less than 1 minute read

New Criticism

Beginnings In England, American New Criticism, Decline Of The New Criticism And Continuing Influence, Bibliography

The New Criticism is the name given to the work of a school of formalist-oriented Anglo-American literary critics whose writings appeared in the years following World War I and came to prominence in the 1940s and 1950s. John Crowe Ransom (1888–1974) coined the moniker itself in his 1941 study The New Criticism, in which he provided an overview of the work of key "New" Critics, including I. A. Richards (1893–1979), T. S. Eliot (1888–1965), William Empson (1906–1984), and Yvor Winters (1900–1968). Other important critics associated with this school included F. R. Leavis (1895–1978), Kenneth Burke (1897–1993), Allen Tate (1899–1979), Cleanth Brooks (1906–1994), Robert Penn Warren (1905–1989), and René Wellek (1903–1995), to name a few. Arising, in part, as a response to earlier approaches such as comparative philology and biographical and impressionistic criticism, the New Criticism focused on the individual work of literature, usually the poem, as the sole object of study. These critics placed special emphasis on the formalistic aspects of the literary work, highlighting connotative and associative usage of words and the many figurative devices of language that functioned within the poem.
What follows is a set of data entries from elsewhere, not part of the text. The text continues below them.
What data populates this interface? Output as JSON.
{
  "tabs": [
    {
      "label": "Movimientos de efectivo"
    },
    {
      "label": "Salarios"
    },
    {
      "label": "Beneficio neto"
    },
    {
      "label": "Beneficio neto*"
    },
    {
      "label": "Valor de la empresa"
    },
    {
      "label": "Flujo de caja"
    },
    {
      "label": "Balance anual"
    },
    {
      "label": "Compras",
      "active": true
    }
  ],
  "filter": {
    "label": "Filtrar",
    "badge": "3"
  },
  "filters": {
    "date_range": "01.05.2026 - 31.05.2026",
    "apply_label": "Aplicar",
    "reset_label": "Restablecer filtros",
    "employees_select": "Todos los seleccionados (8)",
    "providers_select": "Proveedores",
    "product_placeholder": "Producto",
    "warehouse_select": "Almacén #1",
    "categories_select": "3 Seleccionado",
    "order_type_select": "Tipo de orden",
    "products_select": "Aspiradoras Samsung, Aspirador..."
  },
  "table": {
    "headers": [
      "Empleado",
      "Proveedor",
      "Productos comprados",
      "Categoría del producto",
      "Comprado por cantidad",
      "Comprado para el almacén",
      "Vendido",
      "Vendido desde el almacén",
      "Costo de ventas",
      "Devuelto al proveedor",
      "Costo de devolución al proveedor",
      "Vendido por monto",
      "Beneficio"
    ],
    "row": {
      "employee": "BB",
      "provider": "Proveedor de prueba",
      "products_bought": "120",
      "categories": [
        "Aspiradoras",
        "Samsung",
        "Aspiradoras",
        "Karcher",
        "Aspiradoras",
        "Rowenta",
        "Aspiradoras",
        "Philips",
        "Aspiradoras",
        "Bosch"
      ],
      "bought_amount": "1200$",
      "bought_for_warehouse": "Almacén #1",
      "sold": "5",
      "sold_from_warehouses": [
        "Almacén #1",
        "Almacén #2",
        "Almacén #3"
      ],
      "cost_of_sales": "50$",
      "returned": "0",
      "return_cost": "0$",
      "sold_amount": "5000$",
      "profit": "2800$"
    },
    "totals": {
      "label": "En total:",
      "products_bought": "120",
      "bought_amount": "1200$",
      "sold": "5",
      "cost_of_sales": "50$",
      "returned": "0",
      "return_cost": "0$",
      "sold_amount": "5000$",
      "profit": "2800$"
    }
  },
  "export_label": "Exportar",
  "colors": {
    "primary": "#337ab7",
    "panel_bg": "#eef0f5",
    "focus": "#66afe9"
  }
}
Additional topics

Science EncyclopediaScience & Philosophy: Mysticism to Nicotinamide adenine dinucleotide